Farmar soon became embroiled in a disagreement with Johnstone and other government officials, who accused him of embezzlement and misuse of government funds and resources, including the sale of Fort Tombecbe. Although he was threatened with a court martial, Farmar led an expedition up the Mississippi River, where he took possession of Fort Chartres in the Illinois country (present-day Prairie du Rocher, Illinois) in December 1765. Upon his return, a general court martial awaited in Pensacola to hear multiple charges of malfeasance against him. Farmar was acquitted after a lengthy trial.
Farmar then travelled to England to plan the remainder of his military career, only to find that his commission had been sold while he had awaited his court martial. Farmar then petitioned and failed to get the British Colonial Office to appoint him governor of the British West Florida colony. He did manage to receive reimbursement for expenses related to his court martial before returning to his family in Mobile.
By the beginning of 1771, Farmar had become a wealthy plantation owner and slaveholder in the so-called Tensas District. His plantation, known as Farm Hall—on the banks of the Tensas River just northeast of Mobile near present-day Stockton—was one of the largest in the area, consisting of 1,280 acres and housing 65 enslaved people by 1773. The plantation quickly became a meeting place for traders and travelers coming in and out of Mobile.
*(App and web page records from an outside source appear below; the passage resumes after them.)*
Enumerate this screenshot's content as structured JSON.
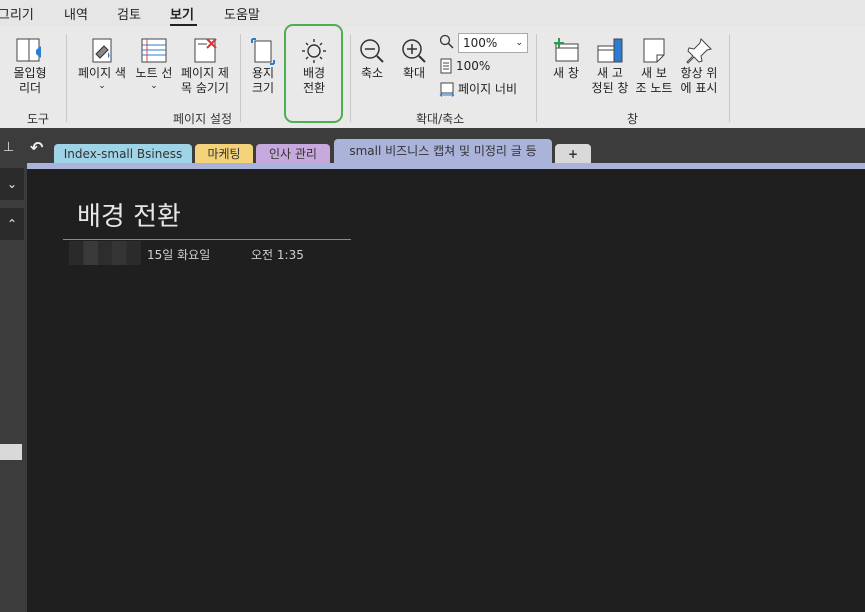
{
  "menu": {
    "items": [
      "그리기",
      "내역",
      "검토",
      "보기",
      "도움말"
    ]
  },
  "ribbon": {
    "immersive_reader": "몰입형\n리더",
    "page_color": "페이지 색",
    "rule_lines": "노트 선",
    "hide_page_title": "페이지 제\n목 숨기기",
    "paper_size": "용지\n크기",
    "switch_background": "배경\n전환",
    "zoom_out": "축소",
    "zoom_in": "확대",
    "zoom_value": "100%",
    "zoom_100": "100%",
    "page_width": "페이지 너비",
    "new_window": "새 창",
    "new_docked_window": "새 고\n정된 창",
    "new_side_note": "새 보\n조 노트",
    "always_on_top": "항상 위\n에 표시",
    "groups": {
      "tools": "도구",
      "page_setup": "페이지 설정",
      "zoom": "확대/축소",
      "window": "창"
    }
  },
  "sidebar": {
    "undo": "↶"
  },
  "tabs": [
    {
      "label": "Index-small Bsiness",
      "color": "#9fd3e6"
    },
    {
      "label": "마케팅",
      "color": "#f3d27a"
    },
    {
      "label": "인사 관리",
      "color": "#c7a9dd"
    },
    {
      "label": "small 비즈니스 캡쳐 및 미정리 글 등",
      "color": "#aab3d9"
    },
    {
      "label": "+",
      "color": "#d9d9d9"
    }
  ],
  "page": {
    "title": "배경 전환",
    "date": "15일 화요일",
    "time": "오전 1:35"
  },
  "colors": {
    "highlight": "#4caf50",
    "active_tab": "#aab3d9"
  }
}
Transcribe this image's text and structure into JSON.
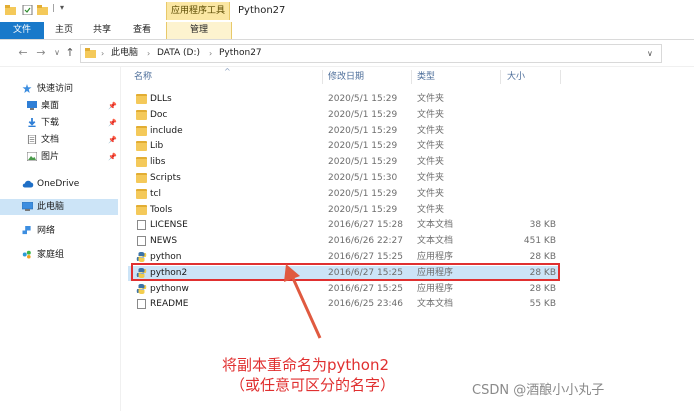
{
  "window": {
    "title": "Python27",
    "tool_tab": "应用程序工具",
    "ribbon_tabs": [
      "文件",
      "主页",
      "共享",
      "查看",
      "管理"
    ]
  },
  "navigation": {
    "back": "←",
    "forward": "→",
    "recent": "∨",
    "up": "↑",
    "breadcrumbs": [
      "此电脑",
      "DATA (D:)",
      "Python27"
    ]
  },
  "sidebar": {
    "items": [
      {
        "label": "快速访问",
        "icon": "star-icon",
        "pin": false
      },
      {
        "label": "桌面",
        "icon": "desktop-icon",
        "pin": true
      },
      {
        "label": "下载",
        "icon": "download-icon",
        "pin": true
      },
      {
        "label": "文档",
        "icon": "document-icon",
        "pin": true
      },
      {
        "label": "图片",
        "icon": "picture-icon",
        "pin": true
      },
      {
        "label": "OneDrive",
        "icon": "cloud-icon",
        "pin": false
      },
      {
        "label": "此电脑",
        "icon": "computer-icon",
        "pin": false,
        "selected": true
      },
      {
        "label": "网络",
        "icon": "network-icon",
        "pin": false
      },
      {
        "label": "家庭组",
        "icon": "homegroup-icon",
        "pin": false
      }
    ]
  },
  "columns": {
    "name": "名称",
    "date": "修改日期",
    "type": "类型",
    "size": "大小"
  },
  "files": [
    {
      "name": "DLLs",
      "date": "2020/5/1 15:29",
      "type": "文件夹",
      "size": "",
      "kind": "folder"
    },
    {
      "name": "Doc",
      "date": "2020/5/1 15:29",
      "type": "文件夹",
      "size": "",
      "kind": "folder"
    },
    {
      "name": "include",
      "date": "2020/5/1 15:29",
      "type": "文件夹",
      "size": "",
      "kind": "folder"
    },
    {
      "name": "Lib",
      "date": "2020/5/1 15:29",
      "type": "文件夹",
      "size": "",
      "kind": "folder"
    },
    {
      "name": "libs",
      "date": "2020/5/1 15:29",
      "type": "文件夹",
      "size": "",
      "kind": "folder"
    },
    {
      "name": "Scripts",
      "date": "2020/5/1 15:30",
      "type": "文件夹",
      "size": "",
      "kind": "folder"
    },
    {
      "name": "tcl",
      "date": "2020/5/1 15:29",
      "type": "文件夹",
      "size": "",
      "kind": "folder"
    },
    {
      "name": "Tools",
      "date": "2020/5/1 15:29",
      "type": "文件夹",
      "size": "",
      "kind": "folder"
    },
    {
      "name": "LICENSE",
      "date": "2016/6/27 15:28",
      "type": "文本文档",
      "size": "38 KB",
      "kind": "doc"
    },
    {
      "name": "NEWS",
      "date": "2016/6/26 22:27",
      "type": "文本文档",
      "size": "451 KB",
      "kind": "doc"
    },
    {
      "name": "python",
      "date": "2016/6/27 15:25",
      "type": "应用程序",
      "size": "28 KB",
      "kind": "py"
    },
    {
      "name": "python2",
      "date": "2016/6/27 15:25",
      "type": "应用程序",
      "size": "28 KB",
      "kind": "py",
      "highlighted": true
    },
    {
      "name": "pythonw",
      "date": "2016/6/27 15:25",
      "type": "应用程序",
      "size": "28 KB",
      "kind": "py"
    },
    {
      "name": "README",
      "date": "2016/6/25 23:46",
      "type": "文本文档",
      "size": "55 KB",
      "kind": "doc"
    }
  ],
  "annotation": {
    "line1": "将副本重命名为python2",
    "line2": "（或任意可区分的名字）",
    "color": "#e03030"
  },
  "watermark": "CSDN @酒酿小小丸子"
}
In the summer of 1775, Farmar hosted William Bartram, the renowned American naturalist and botanist.
Although retired, Farmar was considered by many locals as Mobile’s leading military officer and was referred to as “Major” Farmar. He was elected five times as the area’s representative in the General Assembly of British West Florida. He also served as Mobile’s justice of the peace for three terms. Farmar continued to amass thousands of acres of land all over the Gulf region in addition to his Tensas acreage, including land near present-day Natchez, Mississippi and Baton Rouge, Louisiana, as well as 1,800 acres near St. Stephens in present-day Washington County, 57,000 acres on the east side of Mobile Bay, a tract on Dauphin Island and lots in Mobile on Government and Conti Streets.
The colonists of British West Florida did not join their neighbors to the north in rebelling against the British Crown in 1776. Although Farmar expressed sympathy for the Americans’ desire for the same rights and privileges of their British counterparts, he feared an American overreaction and the danger that posed to the colonists of British West Florida. Farmar died in August 1778 before the American Revolution had run its course, and his widow Mary left Mobile for England in 1782. The site of Farm Hall plantation is marked with a historical marker.
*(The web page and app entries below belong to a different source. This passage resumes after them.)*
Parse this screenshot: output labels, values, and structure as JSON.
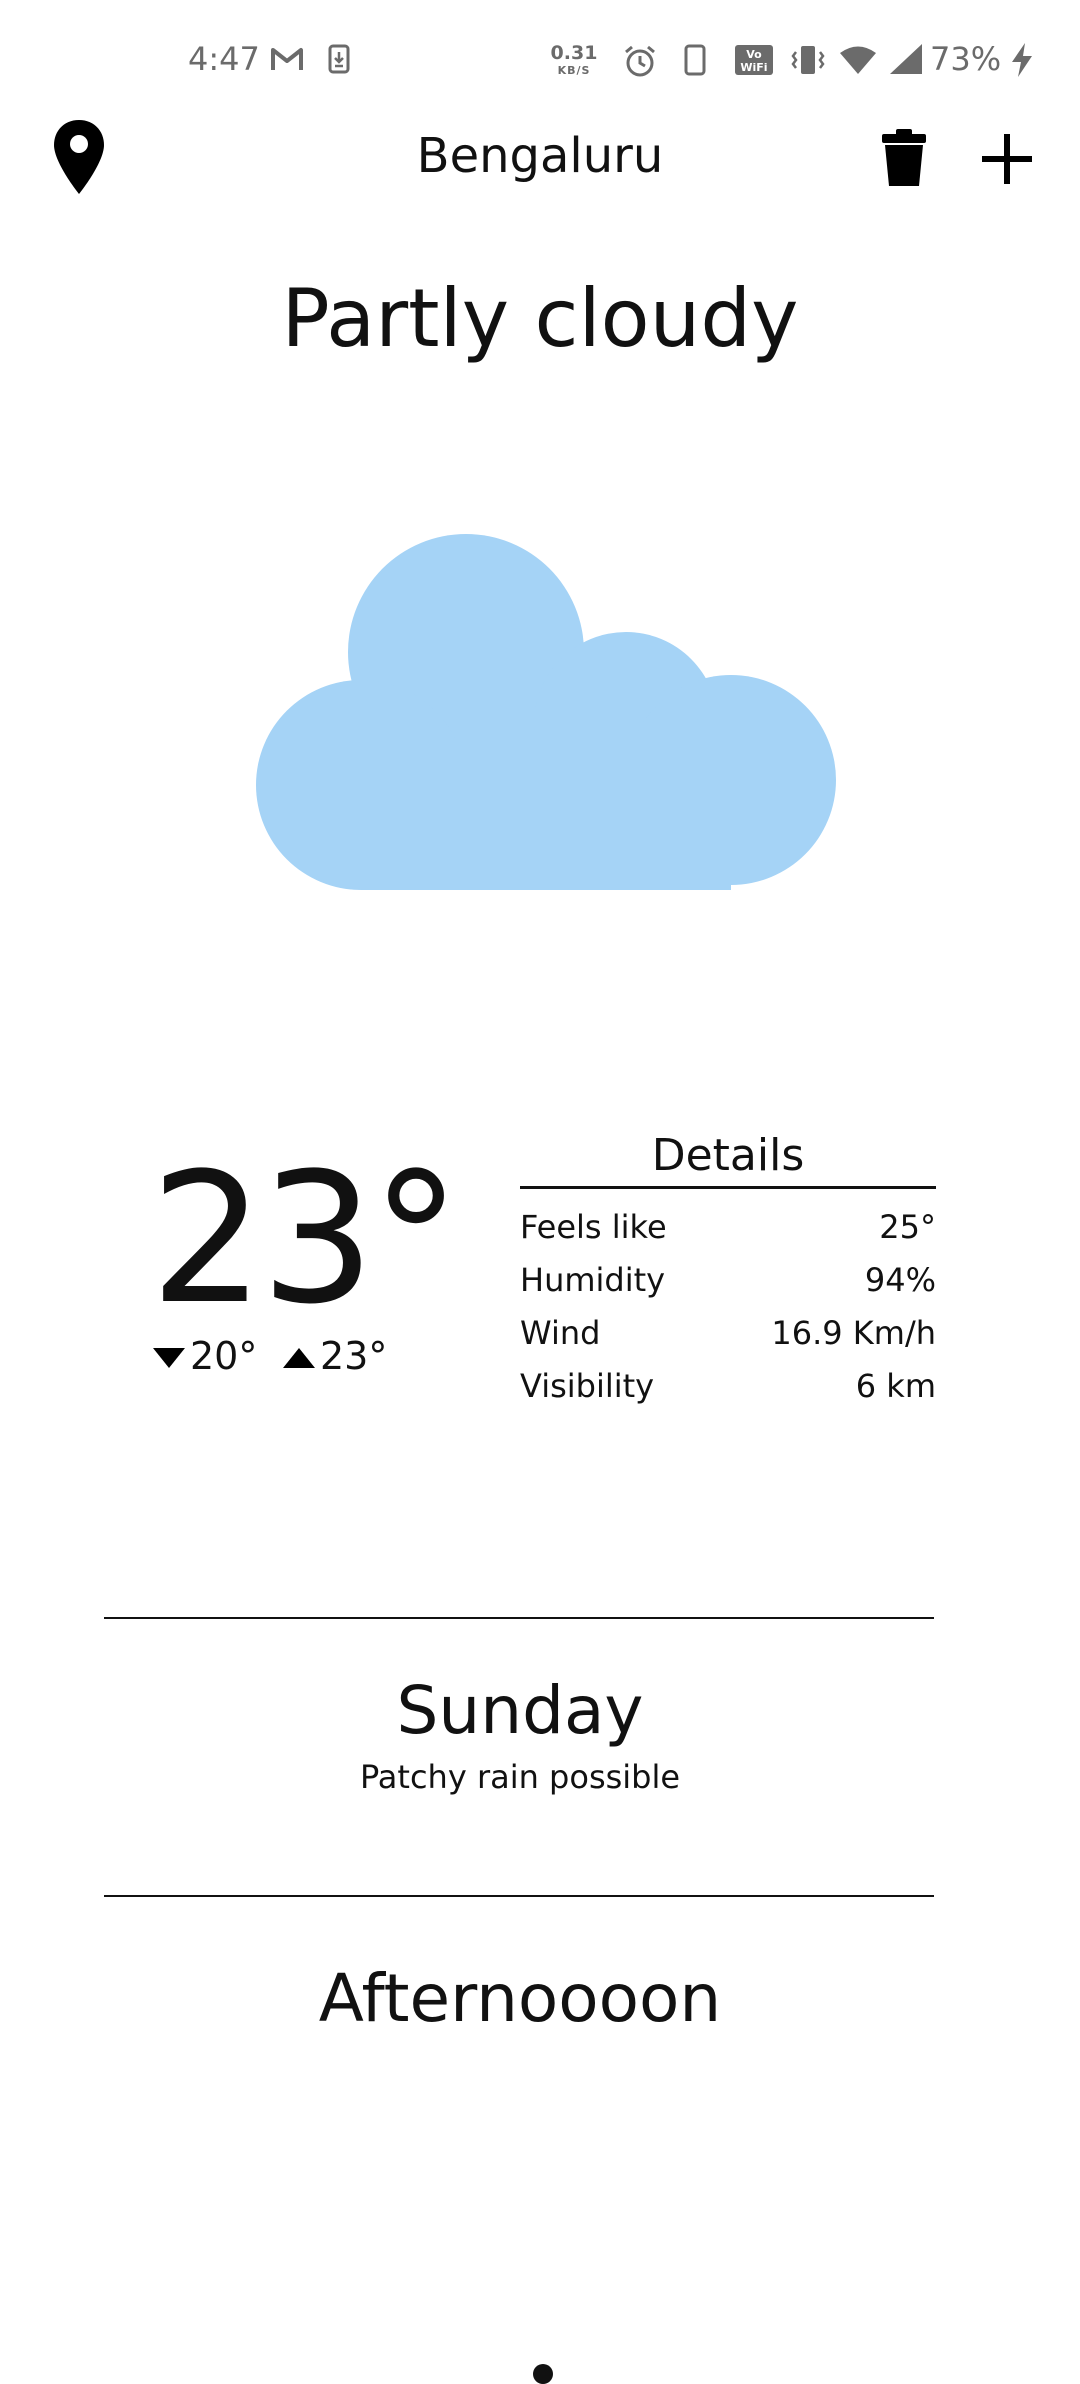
{
  "status_bar": {
    "time": "4:47",
    "net_speed_value": "0.31",
    "net_speed_unit": "KB/S",
    "battery_percent": "73%",
    "icons": [
      "gmail-icon",
      "download-icon",
      "alarm-icon",
      "phone-icon",
      "vowifi-icon",
      "vibrate-icon",
      "wifi-icon",
      "signal-icon",
      "charging-icon"
    ]
  },
  "app_bar": {
    "location_icon": "location-pin-icon",
    "city": "Bengaluru",
    "delete_icon": "trash-icon",
    "add_icon": "plus-icon"
  },
  "weather": {
    "condition": "Partly cloudy",
    "illustration": "cloud-icon",
    "cloud_color": "#A5D3F6",
    "temperature": "23°",
    "min_temp": "20°",
    "max_temp": "23°"
  },
  "details": {
    "title": "Details",
    "rows": [
      {
        "label": "Feels like",
        "value": "25°"
      },
      {
        "label": "Humidity",
        "value": "94%"
      },
      {
        "label": "Wind",
        "value": "16.9 Km/h"
      },
      {
        "label": "Visibility",
        "value": "6 km"
      }
    ]
  },
  "forecast": {
    "day": "Sunday",
    "day_condition": "Patchy rain possible",
    "section_title": "Afternoooon"
  },
  "pager": {
    "active_page": 1
  }
}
Brown, Richard F. “Colonial Mobile, 1712-1813.” In Mobile: The New History of Alabama’s First City, edited by Michael V. R. Thomason. Tuscaloosa: University of Alabama Press, 2001.
Hamilton, Peter J. Colonial Mobile. Edited by Charles Summersell. 1910. Reprint, University: University of Alabama Press, 1976.
Rea, Robert R. Major Robert Farmar of Mobile. Tuscaloosa: University of Alabama Press, 1990.